August 15, 2013
phil charalBy Phil Charal
LO president

We all want to train our employees to properly carry out their jobs in a professional and efficient manner, while representing our companies with a positive image.

The On the Job Training (OJT) program through Landscape Ontario teaches quality and efficiency. It reminds me of what our firm experienced back in the financial depression from 1990 to 1995. They were terrible years. Our firm went from a staff of 30 to less than 10.

In order to make any money on construction projects, we had to manage our projects perfectly. In those days, some staff members were flown in from out of province. We had good people with great work ethic. But it was difficult to train them to do quality, detailed work.

Brian, my project manager, tells a great story about how we managed to survive this period of incredible uncertainty. “I had to work these guys hard, and they were some of the best workers I have ever worked with. At one point in the early summer, they asked for more money. The last thing we wanted was to lose them, so I told them that if they wanted a raise, they needed to finish the project ahead of the projected time. I said that in order to do this we needed to work efficiently and independently. In order to work well independently, you must understand how to quickly produce quality work. I taught them how to grade, chisel, work stone, prepare gardens and plant material. I also told them it was important to do it my way. Once they understood, we had fun and the satisfaction of building quality projects within our allotted timelines.”

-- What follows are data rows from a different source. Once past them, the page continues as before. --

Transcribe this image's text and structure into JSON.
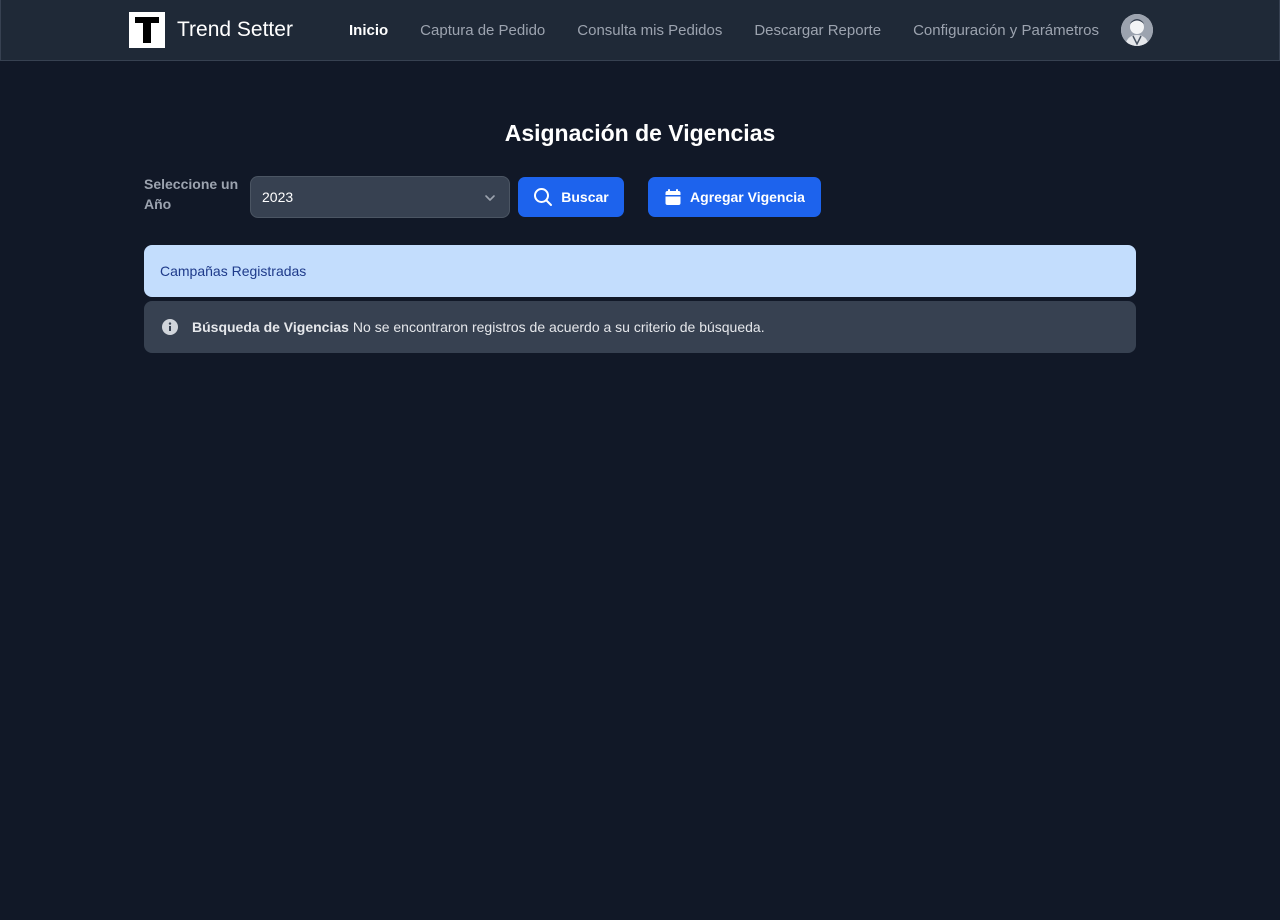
{
  "brand": {
    "logo_letter": "T",
    "name": "Trend Setter"
  },
  "nav": {
    "items": [
      {
        "label": "Inicio",
        "active": true
      },
      {
        "label": "Captura de Pedido",
        "active": false
      },
      {
        "label": "Consulta mis Pedidos",
        "active": false
      },
      {
        "label": "Descargar Reporte",
        "active": false
      },
      {
        "label": "Configuración y Parámetros",
        "active": false
      }
    ],
    "avatar_icon": "user-avatar"
  },
  "main": {
    "title": "Asignación de Vigencias",
    "year_label": "Seleccione un Año",
    "year_value": "2023",
    "search_button": "Buscar",
    "search_icon": "search-icon",
    "add_button": "Agregar Vigencia",
    "add_icon": "calendar-icon",
    "campaigns_header": "Campañas Registradas",
    "alert": {
      "icon": "info-icon",
      "title": "Búsqueda de Vigencias",
      "message": "No se encontraron registros de acuerdo a su criterio de búsqueda."
    }
  },
  "colors": {
    "page_background": "#111827",
    "navbar_background": "#1f2937",
    "primary_button": "#1d63ed",
    "campaign_bar": "#c3ddfd",
    "alert_background": "#374151"
  }
}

Not only did our crews consistently bring in projects under estimated timelines, we actually managed to make a profit during the most depressed landscape market I have ever experienced.

There is a difference between training and learning. You can never expect employees to efficiently complete a task because he or she has been shown how to do it. They must know why it has to be done the way they were taught.
I have seen this happen time and again. A foreman shows an employee how to fulfill a task, and then expects it to be done well from that point on. We all have good intentions, but being a seasonal business means we must work very efficiently during a short period of time.

The truth is that if you train someone using the methods taught in the OJT program, you will end up with a valued employee and have more time to fulfill your other important tasks.

There is nothing new about the basic concept of OJT. With labour being the green industry’s largest expense, workers taught to work efficiently will dramatically impact a company’s bottom line. CNLA worked with the Canadian Agricultural Human Resource Council (CAHRC) to develop a method to teach people how to teach.

OJT uses a method created to train factory workers during the Second World War. The war time program was called Training Within Industry (TWI). It had to fill critical production jobs vacated by soldiers. The new workers had to learn their trade quickly and safely. After the war, the training method was adopted by the Japanese. Toyota still uses it.

The ongoing goal is to now establish a network of master trainers who will offer this proven method in every province.

If you adopt this program, I guarantee your production will improve. I have to say when we began the program, I was concerned about the time commitment. I came to realize that in the long-term, it is well worth the effort. Watch for the dates and times of OJT seminars this fall.